→ ACTIVITY
All records that follow are to be copied exactly, with images omitted.

━━━━━ PROVIDED RECORDS ━━━━━

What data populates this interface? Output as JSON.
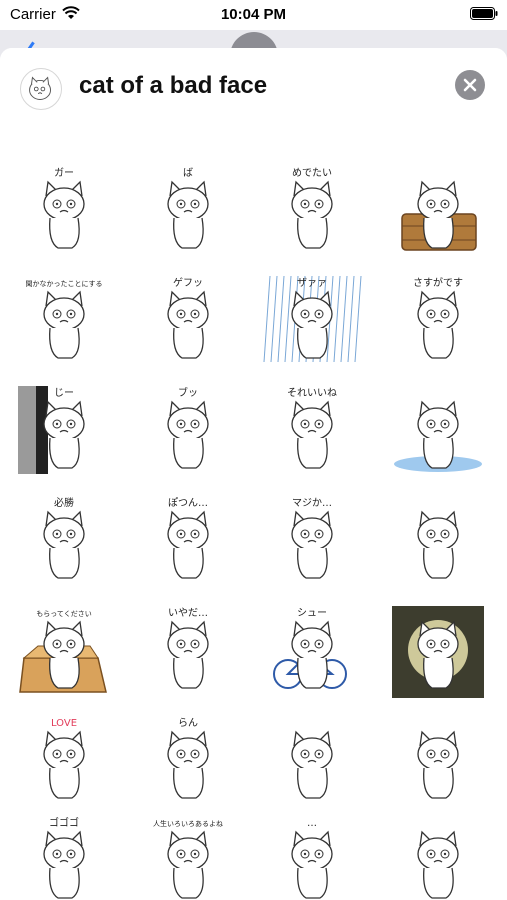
{
  "status_bar": {
    "carrier": "Carrier",
    "time": "10:04 PM"
  },
  "sheet": {
    "title": "cat of a bad face",
    "icon": "sticker-pack-icon",
    "close_icon": "close-icon"
  },
  "stickers": [
    {
      "name": "sticker-cat-lying-spread",
      "caption": "ガー",
      "bg": "none"
    },
    {
      "name": "sticker-cat-stretching",
      "caption": "ば",
      "bg": "none"
    },
    {
      "name": "sticker-cat-omedetai",
      "caption": "めでたい",
      "bg": "none"
    },
    {
      "name": "sticker-cat-bath-tub",
      "caption": "",
      "bg": "tub"
    },
    {
      "name": "sticker-cat-kikanakatta",
      "caption": "聞かなかったことにする",
      "bg": "none"
    },
    {
      "name": "sticker-cat-lying-smoke",
      "caption": "ゲフッ",
      "bg": "none"
    },
    {
      "name": "sticker-cat-rain",
      "caption": "ザァァ",
      "bg": "rain"
    },
    {
      "name": "sticker-cat-sasuga-desu",
      "caption": "さすがです",
      "bg": "none"
    },
    {
      "name": "sticker-cat-peeking-wall",
      "caption": "じー",
      "bg": "wall"
    },
    {
      "name": "sticker-cat-fart",
      "caption": "ブッ",
      "bg": "none"
    },
    {
      "name": "sticker-cat-sore-iine",
      "caption": "それいいね",
      "bg": "none"
    },
    {
      "name": "sticker-cat-crying-puddle",
      "caption": "",
      "bg": "puddle"
    },
    {
      "name": "sticker-cat-hisshou",
      "caption": "必勝",
      "bg": "none"
    },
    {
      "name": "sticker-cat-potsun",
      "caption": "ぽつん…",
      "bg": "none"
    },
    {
      "name": "sticker-cat-maji-ka",
      "caption": "マジか…",
      "bg": "none"
    },
    {
      "name": "sticker-cat-leaves-wind",
      "caption": "",
      "bg": "none"
    },
    {
      "name": "sticker-cat-box-morattekudasai",
      "caption": "もらってください",
      "bg": "box"
    },
    {
      "name": "sticker-cat-iyada",
      "caption": "いやだ…",
      "bg": "none"
    },
    {
      "name": "sticker-cat-bicycle",
      "caption": "シュー",
      "bg": "bike"
    },
    {
      "name": "sticker-cat-dark-portrait",
      "caption": "",
      "bg": "dark"
    },
    {
      "name": "sticker-cat-love-scarf",
      "caption": "LOVE",
      "bg": "none"
    },
    {
      "name": "sticker-cat-dancing",
      "caption": "らん",
      "bg": "none"
    },
    {
      "name": "sticker-cat-basket-bandana",
      "caption": "",
      "bg": "none"
    },
    {
      "name": "sticker-cat-guitar",
      "caption": "",
      "bg": "none"
    },
    {
      "name": "sticker-cat-gogo",
      "caption": "ゴゴゴ",
      "bg": "none"
    },
    {
      "name": "sticker-cat-jinsei-iroiro",
      "caption": "人生いろいろあるよね",
      "bg": "none"
    },
    {
      "name": "sticker-cat-ellipsis",
      "caption": "…",
      "bg": "none"
    },
    {
      "name": "sticker-cat-toilet",
      "caption": "",
      "bg": "none"
    }
  ]
}
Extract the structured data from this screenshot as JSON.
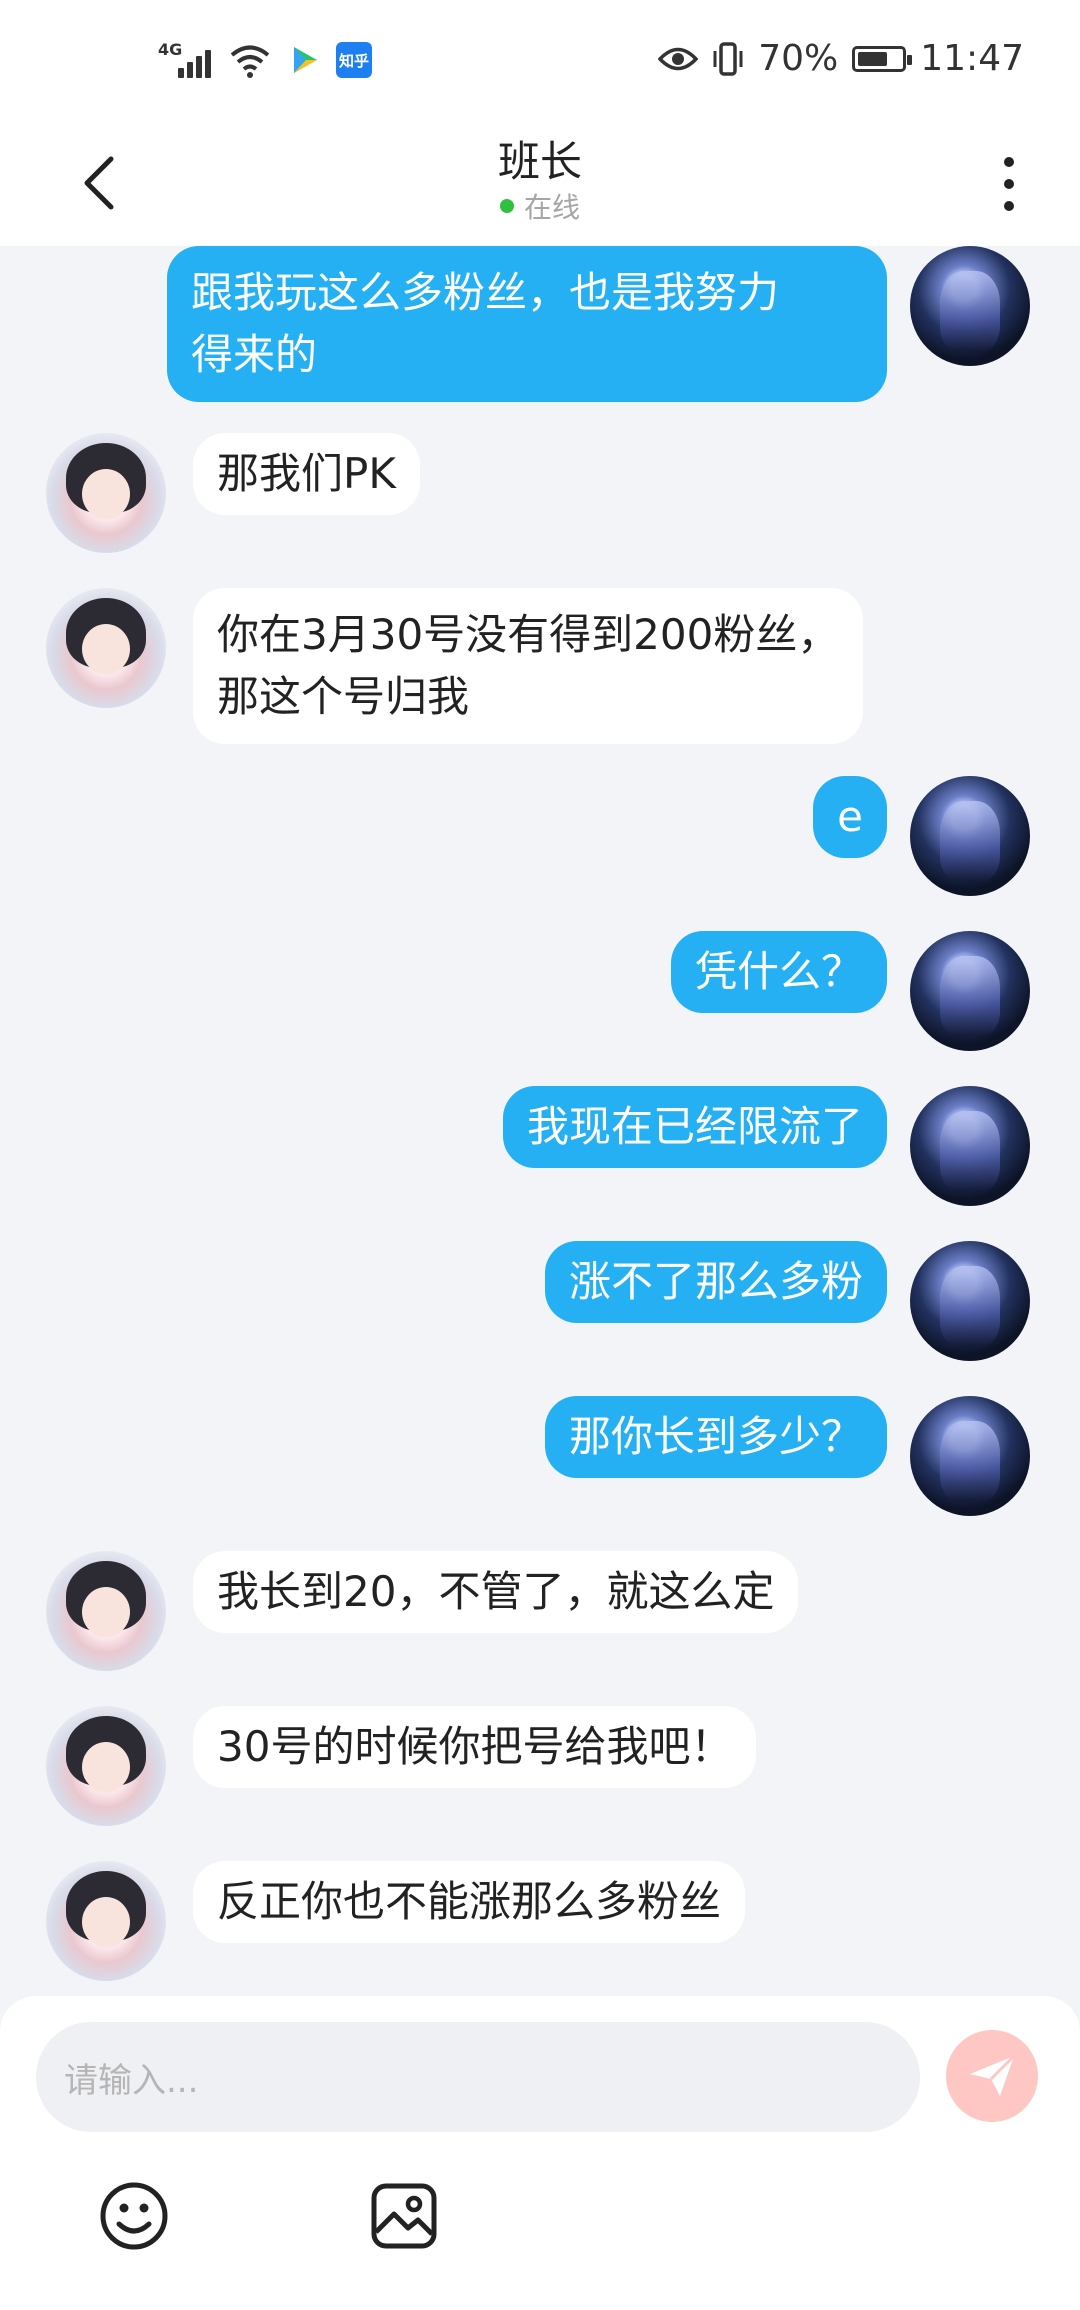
{
  "status_bar": {
    "network": "4G",
    "app_badge": "知乎",
    "battery": "70%",
    "battery_level": 0.7,
    "time": "11:47"
  },
  "header": {
    "title": "班长",
    "presence": "在线"
  },
  "messages": [
    {
      "from": "me",
      "text": "跟我玩这么多粉丝，也是我努力\n得来的"
    },
    {
      "from": "other",
      "text": "那我们PK"
    },
    {
      "from": "other",
      "text": "你在3月30号没有得到200粉丝，\n那这个号归我"
    },
    {
      "from": "me",
      "text": "e"
    },
    {
      "from": "me",
      "text": "凭什么？"
    },
    {
      "from": "me",
      "text": "我现在已经限流了"
    },
    {
      "from": "me",
      "text": "涨不了那么多粉"
    },
    {
      "from": "me",
      "text": "那你长到多少？"
    },
    {
      "from": "other",
      "text": "我长到20，不管了，就这么定"
    },
    {
      "from": "other",
      "text": "30号的时候你把号给我吧！"
    },
    {
      "from": "other",
      "text": "反正你也不能涨那么多粉丝"
    }
  ],
  "composer": {
    "placeholder": "请输入..."
  },
  "icons": {
    "back": "chevron-left-icon",
    "more": "more-vertical-icon",
    "send": "send-icon",
    "emoji": "smiley-icon",
    "image": "image-icon"
  },
  "colors": {
    "my_bubble": "#25b0f4",
    "other_bubble": "#ffffff",
    "online_dot": "#2ec13f",
    "send_button": "#ffc7c4",
    "background": "#f3f4f7"
  }
}
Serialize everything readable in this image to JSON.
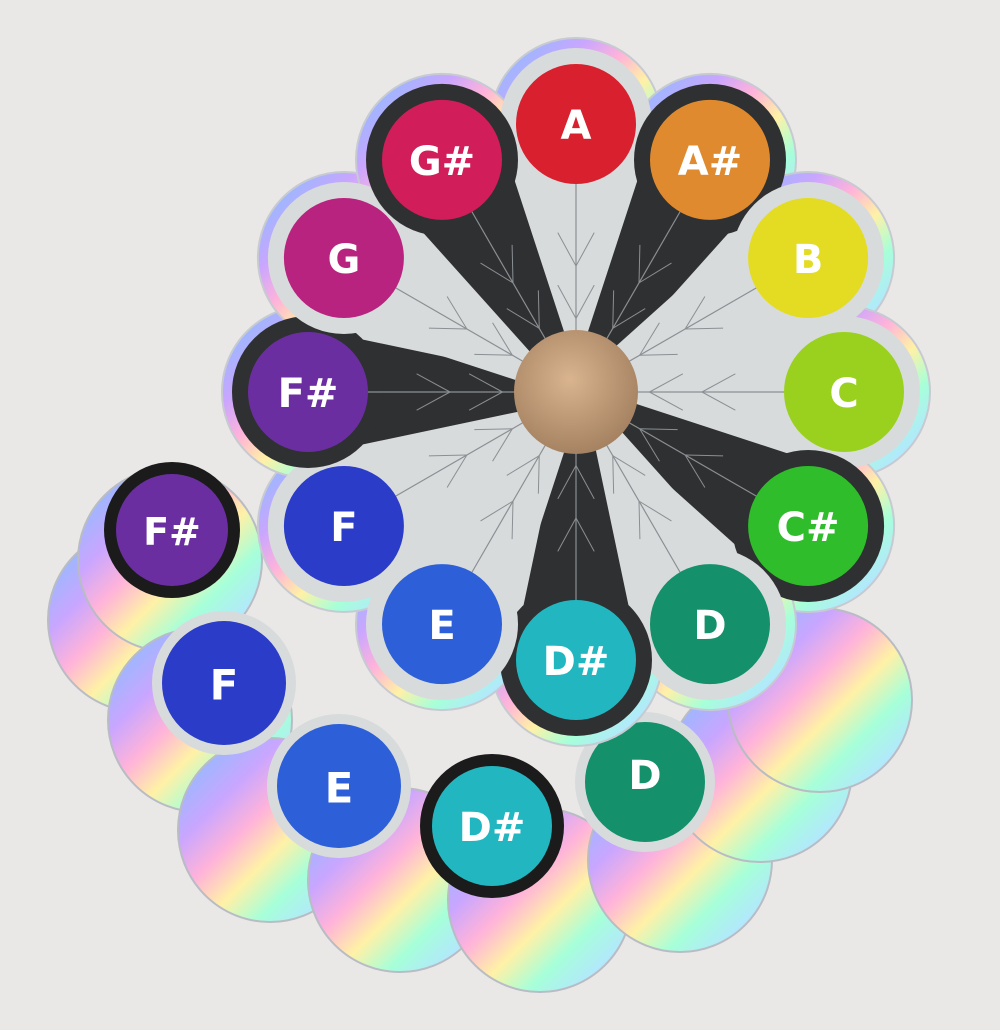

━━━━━

→ REPLY TO THE TASK
What data populates this interface? Output as JSON.
{
  "status_bar": {
    "carrier": "Carrier",
    "time": "10:04 PM"
  },
  "sheet": {
    "title": "cat of a bad face",
    "icon": "sticker-pack-icon",
    "close_icon": "close-icon"
  },
  "stickers": [
    {
      "name": "sticker-cat-lying-spread",
      "caption": "ガー",
      "bg": "none"
    },
    {
      "name": "sticker-cat-stretching",
      "caption": "ば",
      "bg": "none"
    },
    {
      "name": "sticker-cat-omedetai",
      "caption": "めでたい",
      "bg": "none"
    },
    {
      "name": "sticker-cat-bath-tub",
      "caption": "",
      "bg": "tub"
    },
    {
      "name": "sticker-cat-kikanakatta",
      "caption": "聞かなかったことにする",
      "bg": "none"
    },
    {
      "name": "sticker-cat-lying-smoke",
      "caption": "ゲフッ",
      "bg": "none"
    },
    {
      "name": "sticker-cat-rain",
      "caption": "ザァァ",
      "bg": "rain"
    },
    {
      "name": "sticker-cat-sasuga-desu",
      "caption": "さすがです",
      "bg": "none"
    },
    {
      "name": "sticker-cat-peeking-wall",
      "caption": "じー",
      "bg": "wall"
    },
    {
      "name": "sticker-cat-fart",
      "caption": "ブッ",
      "bg": "none"
    },
    {
      "name": "sticker-cat-sore-iine",
      "caption": "それいいね",
      "bg": "none"
    },
    {
      "name": "sticker-cat-crying-puddle",
      "caption": "",
      "bg": "puddle"
    },
    {
      "name": "sticker-cat-hisshou",
      "caption": "必勝",
      "bg": "none"
    },
    {
      "name": "sticker-cat-potsun",
      "caption": "ぽつん…",
      "bg": "none"
    },
    {
      "name": "sticker-cat-maji-ka",
      "caption": "マジか…",
      "bg": "none"
    },
    {
      "name": "sticker-cat-leaves-wind",
      "caption": "",
      "bg": "none"
    },
    {
      "name": "sticker-cat-box-morattekudasai",
      "caption": "もらってください",
      "bg": "box"
    },
    {
      "name": "sticker-cat-iyada",
      "caption": "いやだ…",
      "bg": "none"
    },
    {
      "name": "sticker-cat-bicycle",
      "caption": "シュー",
      "bg": "bike"
    },
    {
      "name": "sticker-cat-dark-portrait",
      "caption": "",
      "bg": "dark"
    },
    {
      "name": "sticker-cat-love-scarf",
      "caption": "LOVE",
      "bg": "none"
    },
    {
      "name": "sticker-cat-dancing",
      "caption": "らん",
      "bg": "none"
    },
    {
      "name": "sticker-cat-basket-bandana",
      "caption": "",
      "bg": "none"
    },
    {
      "name": "sticker-cat-guitar",
      "caption": "",
      "bg": "none"
    },
    {
      "name": "sticker-cat-gogo",
      "caption": "ゴゴゴ",
      "bg": "none"
    },
    {
      "name": "sticker-cat-jinsei-iroiro",
      "caption": "人生いろいろあるよね",
      "bg": "none"
    },
    {
      "name": "sticker-cat-ellipsis",
      "caption": "…",
      "bg": "none"
    },
    {
      "name": "sticker-cat-toilet",
      "caption": "",
      "bg": "none"
    }
  ]
}
Extract the structured data from this screenshot as JSON.
{
  "status_bar": {
    "network": "4G",
    "app_badge": "知乎",
    "battery": "70%",
    "battery_level": 0.7,
    "time": "11:47"
  },
  "header": {
    "title": "班长",
    "presence": "在线"
  },
  "messages": [
    {
      "from": "me",
      "text": "跟我玩这么多粉丝，也是我努力\n得来的"
    },
    {
      "from": "other",
      "text": "那我们PK"
    },
    {
      "from": "other",
      "text": "你在3月30号没有得到200粉丝，\n那这个号归我"
    },
    {
      "from": "me",
      "text": "e"
    },
    {
      "from": "me",
      "text": "凭什么？"
    },
    {
      "from": "me",
      "text": "我现在已经限流了"
    },
    {
      "from": "me",
      "text": "涨不了那么多粉"
    },
    {
      "from": "me",
      "text": "那你长到多少？"
    },
    {
      "from": "other",
      "text": "我长到20，不管了，就这么定"
    },
    {
      "from": "other",
      "text": "30号的时候你把号给我吧！"
    },
    {
      "from": "other",
      "text": "反正你也不能涨那么多粉丝"
    }
  ],
  "composer": {
    "placeholder": "请输入..."
  },
  "icons": {
    "back": "chevron-left-icon",
    "more": "more-vertical-icon",
    "send": "send-icon",
    "emoji": "smiley-icon",
    "image": "image-icon"
  },
  "colors": {
    "my_bubble": "#25b0f4",
    "other_bubble": "#ffffff",
    "online_dot": "#2ec13f",
    "send_button": "#ffc7c4",
    "background": "#f3f4f7"
  }
}
Serialize everything readable in this image to JSON.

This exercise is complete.